21446 Tue, 05/10/2011 - 3:07pm
By David Gill
It’s a whole new synergy.
Several area-rug vendors have expanded their product offerings to include decorative pillows. The most recent of these is Safavieh, which brought decorative pillows to last month’s High Point Market for the first time. Others on this list are Surya, which debuted its first decorative-pillow line in 2010; Nourison, which introduced its pillows in January 2010; and Liora Manné, the designer brand that unveiled its first pillows in March 2010.
Some vendors are designing their pillows as coordinates with their rugs. “Our design philosophy for decorative pillows is to develop interesting accent pillows and colorful solids that coordinate with our rugs,” said Al Mortensen, vice president of merchandising and product development for Surya.
This makes sense to some vendors, who view both decorative pillows and area rugs as accent pieces.
Joyce Lowe, acting marketing director for Nourison, said, “Many concepts for the pillows that we carry started with the plan to coordinate decorative pillows with some of our best-selling area-rug collections.” At times, a decorative pillow may be the source of the design for a new rug as well. “There will be times that we may translate decorative-pillow elements into magnificent rugs,” Lowe said. “Our design philosophy is to create decorative pillows that complement our area rugs and to also produce products that stand alone. The majority of our (pillow) offerings are stand-alone.”
For other vendors, designing a decorative pillow is a separate matter from designing a rug. “Pillows are an accent product that can be a lot more exciting (than a rug),” said Arash Yaraghi, principal with Safavieh. “They are a small piece that doesn’t take over the room. Rugs are much larger and need to be more muted in design.”
This does not necessarily mean that Safavieh never borrows a rug design for a pillow. “If you look at our contemporary rug line, we have a lot of those designs incorporated in pillows,” Yaraghi said.
The Liora Manné brand didn’t enter the pillow category with coordination with its rugs in mind. “With pillows, you can be playful in design,” said Liora Manné, designer for the brand that bears her name. “Rugs are a different sensibility. They need to be designed for the long haul so they need a more conservative approach.” That being said, Manné’s pillows and rugs “do work together,” she said.
Offering rugs and pillows works well in another sense for these vendors. “Our involvement with furniture channels has increased and the surge of interest in pillows continues to grow,” Lowe said.
The synergy with furniture was also a part of Safavieh’s decision to enter the pillow category. “We feel it’s an easy product to bring to market along with the furniture and rug line,” Yaraghi said. “I look at our products as a whole home-furnishings category.

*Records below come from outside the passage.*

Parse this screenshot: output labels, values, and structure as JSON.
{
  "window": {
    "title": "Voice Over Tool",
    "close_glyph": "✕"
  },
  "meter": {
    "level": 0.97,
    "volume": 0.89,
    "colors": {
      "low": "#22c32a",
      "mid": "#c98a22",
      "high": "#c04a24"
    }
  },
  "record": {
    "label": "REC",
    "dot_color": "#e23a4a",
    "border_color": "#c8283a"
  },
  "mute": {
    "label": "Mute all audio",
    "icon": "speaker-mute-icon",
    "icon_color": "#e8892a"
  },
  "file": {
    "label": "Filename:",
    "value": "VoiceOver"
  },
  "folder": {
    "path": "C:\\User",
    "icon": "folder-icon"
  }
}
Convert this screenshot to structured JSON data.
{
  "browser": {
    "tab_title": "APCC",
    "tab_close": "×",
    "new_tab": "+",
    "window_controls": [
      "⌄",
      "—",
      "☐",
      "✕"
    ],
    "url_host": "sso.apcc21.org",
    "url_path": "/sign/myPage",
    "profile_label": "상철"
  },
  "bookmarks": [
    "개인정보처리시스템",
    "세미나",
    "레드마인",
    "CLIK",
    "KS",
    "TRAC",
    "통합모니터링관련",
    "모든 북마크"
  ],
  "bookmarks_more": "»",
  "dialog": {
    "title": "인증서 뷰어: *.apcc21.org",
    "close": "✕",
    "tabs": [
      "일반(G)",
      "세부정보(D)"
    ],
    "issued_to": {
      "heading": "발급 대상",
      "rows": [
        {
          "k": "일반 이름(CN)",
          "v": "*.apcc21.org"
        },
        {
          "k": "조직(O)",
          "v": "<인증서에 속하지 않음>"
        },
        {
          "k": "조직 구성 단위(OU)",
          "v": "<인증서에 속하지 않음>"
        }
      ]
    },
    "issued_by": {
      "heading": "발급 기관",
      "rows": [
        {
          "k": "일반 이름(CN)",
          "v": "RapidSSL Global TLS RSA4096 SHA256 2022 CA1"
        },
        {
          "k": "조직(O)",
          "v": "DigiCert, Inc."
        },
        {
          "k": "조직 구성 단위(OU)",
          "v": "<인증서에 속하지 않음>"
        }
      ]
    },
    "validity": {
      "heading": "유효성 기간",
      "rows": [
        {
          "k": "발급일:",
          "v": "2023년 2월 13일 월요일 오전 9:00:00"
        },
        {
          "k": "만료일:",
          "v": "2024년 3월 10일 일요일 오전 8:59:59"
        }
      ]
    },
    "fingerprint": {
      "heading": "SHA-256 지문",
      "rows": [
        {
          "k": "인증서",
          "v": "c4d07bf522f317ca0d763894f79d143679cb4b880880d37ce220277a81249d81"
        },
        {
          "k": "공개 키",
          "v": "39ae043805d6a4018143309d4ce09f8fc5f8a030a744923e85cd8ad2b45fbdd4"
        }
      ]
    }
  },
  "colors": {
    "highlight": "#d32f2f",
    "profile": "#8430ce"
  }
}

All of the pieces are linked together, from furniture to lighting to rugs to pillows.”
Having pillows in the line has helped boost sales of rugs as well. “The reason for us to do accent pillows is to add to our rug sales,” Mortensen said. “We coordinate colors and designs that make it easy for our customers to create the entire accessory look.”
Pillows also open vendors up to potential new channels of distribution. “We started with our current customer mix, with customers not in the rug business that might be interested in pillows,” Yaraghi said. “One area in which we don’t sell is the gift industry, but I think this channel is one that has great potential for us. We don’t show at gift shows yet, but it’s something we’re considering.”
They can also lead to extensions into other categories. “I’ve been asked to expand my line into decorative throws,” Manné said. “These need to be designed to blend more into the room than pillows, but I can still work in a variety of colors, designs and textures.”
The design possibilities decorative pillows provide are the ultimate key to their appeal with consumers, and are a crucial reason why it makes good business sense for rug vendors to enter the category. “Currently, I have about 60 different patterns in decorative pillows in some four or five color combinations,” Manné said. “Decorative pillows can be splashy and more playful, and can work in so many furniture styles.”
Pillows are “design-driven and have to do with color,” Yaraghi said. “I think accent pieces are slightly ahead of flooring in terms of style and color. This makes us involved in what design trends come up in the next couple of years in rugs as well.”